Repeat the entries below word for word, though any picture in them should be dropped.

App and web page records

★ ★ ★

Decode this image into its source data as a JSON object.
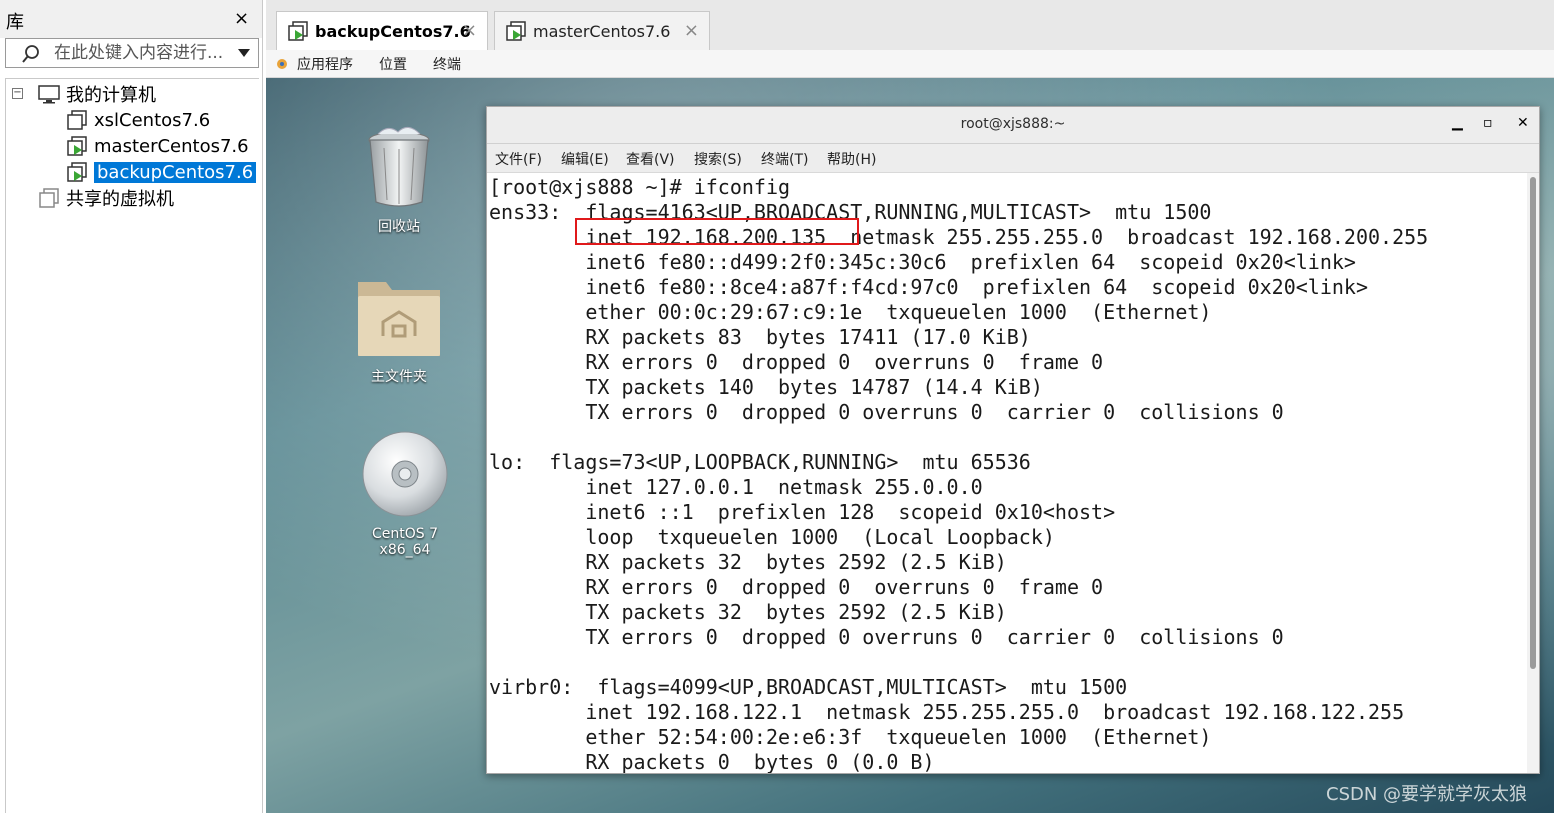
{
  "library": {
    "title": "库",
    "close": "×",
    "search_placeholder": "在此处键入内容进行...",
    "tree": {
      "root": "我的计算机",
      "vms": [
        "xslCentos7.6",
        "masterCentos7.6",
        "backupCentos7.6"
      ],
      "selected": "backupCentos7.6",
      "shared": "共享的虚拟机"
    }
  },
  "tabs": [
    {
      "label": "backupCentos7.6",
      "active": true,
      "close": "×"
    },
    {
      "label": "masterCentos7.6",
      "active": false,
      "close": "×"
    }
  ],
  "gnome_menu": {
    "applications": "应用程序",
    "places": "位置",
    "terminal": "终端"
  },
  "desktop": {
    "icons": [
      {
        "label": "回收站",
        "icon": "trash-icon"
      },
      {
        "label": "主文件夹",
        "icon": "home-folder-icon"
      },
      {
        "label": "CentOS 7 x86_64",
        "icon": "cd-disc-icon"
      }
    ]
  },
  "terminal": {
    "title": "root@xjs888:~",
    "buttons": {
      "minimize": "▁",
      "maximize": "▫",
      "close": "✕"
    },
    "menu": [
      "文件(F)",
      "编辑(E)",
      "查看(V)",
      "搜索(S)",
      "终端(T)",
      "帮助(H)"
    ],
    "lines": [
      "[root@xjs888 ~]# ifconfig",
      "ens33:  flags=4163<UP,BROADCAST,RUNNING,MULTICAST>  mtu 1500",
      "        inet 192.168.200.135  netmask 255.255.255.0  broadcast 192.168.200.255",
      "        inet6 fe80::d499:2f0:345c:30c6  prefixlen 64  scopeid 0x20<link>",
      "        inet6 fe80::8ce4:a87f:f4cd:97c0  prefixlen 64  scopeid 0x20<link>",
      "        ether 00:0c:29:67:c9:1e  txqueuelen 1000  (Ethernet)",
      "        RX packets 83  bytes 17411 (17.0 KiB)",
      "        RX errors 0  dropped 0  overruns 0  frame 0",
      "        TX packets 140  bytes 14787 (14.4 KiB)",
      "        TX errors 0  dropped 0 overruns 0  carrier 0  collisions 0",
      "",
      "lo:  flags=73<UP,LOOPBACK,RUNNING>  mtu 65536",
      "        inet 127.0.0.1  netmask 255.0.0.0",
      "        inet6 ::1  prefixlen 128  scopeid 0x10<host>",
      "        loop  txqueuelen 1000  (Local Loopback)",
      "        RX packets 32  bytes 2592 (2.5 KiB)",
      "        RX errors 0  dropped 0  overruns 0  frame 0",
      "        TX packets 32  bytes 2592 (2.5 KiB)",
      "        TX errors 0  dropped 0 overruns 0  carrier 0  collisions 0",
      "",
      "virbr0:  flags=4099<UP,BROADCAST,MULTICAST>  mtu 1500",
      "        inet 192.168.122.1  netmask 255.255.255.0  broadcast 192.168.122.255",
      "        ether 52:54:00:2e:e6:3f  txqueuelen 1000  (Ethernet)",
      "        RX packets 0  bytes 0 (0.0 B)"
    ],
    "highlight_color": "#e0191b"
  },
  "watermark": "CSDN @要学就学灰太狼",
  "colors": {
    "selection": "#0078d7",
    "vm_icon_green": "#3aa635"
  }
}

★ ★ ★

* **Answer box**:
Decode this image into its source data as a JSON object.
{
  "library": {
    "title": "库",
    "close": "×",
    "search_placeholder": "在此处键入内容进行...",
    "tree": {
      "root": "我的计算机",
      "vms": [
        "xslCentos7.6",
        "masterCentos7.6",
        "backupCentos7.6"
      ],
      "selected": "backupCentos7.6",
      "shared": "共享的虚拟机"
    }
  },
  "tabs": [
    {
      "label": "backupCentos7.6",
      "active": true,
      "close": "×"
    },
    {
      "label": "masterCentos7.6",
      "active": false,
      "close": "×"
    }
  ],
  "gnome_menu": {
    "applications": "应用程序",
    "places": "位置",
    "terminal": "终端"
  },
  "desktop": {
    "icons": [
      {
        "label": "回收站",
        "icon": "trash-icon"
      },
      {
        "label": "主文件夹",
        "icon": "home-folder-icon"
      },
      {
        "label": "CentOS 7 x86_64",
        "icon": "cd-disc-icon"
      }
    ]
  },
  "terminal": {
    "title": "root@xjs888:~",
    "buttons": {
      "minimize": "▁",
      "maximize": "▫",
      "close": "✕"
    },
    "menu": [
      "文件(F)",
      "编辑(E)",
      "查看(V)",
      "搜索(S)",
      "终端(T)",
      "帮助(H)"
    ],
    "lines": [
      "[root@xjs888 ~]# ifconfig",
      "ens33:  flags=4163<UP,BROADCAST,RUNNING,MULTICAST>  mtu 1500",
      "        inet 192.168.200.135  netmask 255.255.255.0  broadcast 192.168.200.255",
      "        inet6 fe80::d499:2f0:345c:30c6  prefixlen 64  scopeid 0x20<link>",
      "        inet6 fe80::8ce4:a87f:f4cd:97c0  prefixlen 64  scopeid 0x20<link>",
      "        ether 00:0c:29:67:c9:1e  txqueuelen 1000  (Ethernet)",
      "        RX packets 83  bytes 17411 (17.0 KiB)",
      "        RX errors 0  dropped 0  overruns 0  frame 0",
      "        TX packets 140  bytes 14787 (14.4 KiB)",
      "        TX errors 0  dropped 0 overruns 0  carrier 0  collisions 0",
      "",
      "lo:  flags=73<UP,LOOPBACK,RUNNING>  mtu 65536",
      "        inet 127.0.0.1  netmask 255.0.0.0",
      "        inet6 ::1  prefixlen 128  scopeid 0x10<host>",
      "        loop  txqueuelen 1000  (Local Loopback)",
      "        RX packets 32  bytes 2592 (2.5 KiB)",
      "        RX errors 0  dropped 0  overruns 0  frame 0",
      "        TX packets 32  bytes 2592 (2.5 KiB)",
      "        TX errors 0  dropped 0 overruns 0  carrier 0  collisions 0",
      "",
      "virbr0:  flags=4099<UP,BROADCAST,MULTICAST>  mtu 1500",
      "        inet 192.168.122.1  netmask 255.255.255.0  broadcast 192.168.122.255",
      "        ether 52:54:00:2e:e6:3f  txqueuelen 1000  (Ethernet)",
      "        RX packets 0  bytes 0 (0.0 B)"
    ],
    "highlight_color": "#e0191b"
  },
  "watermark": "CSDN @要学就学灰太狼",
  "colors": {
    "selection": "#0078d7",
    "vm_icon_green": "#3aa635"
  }
}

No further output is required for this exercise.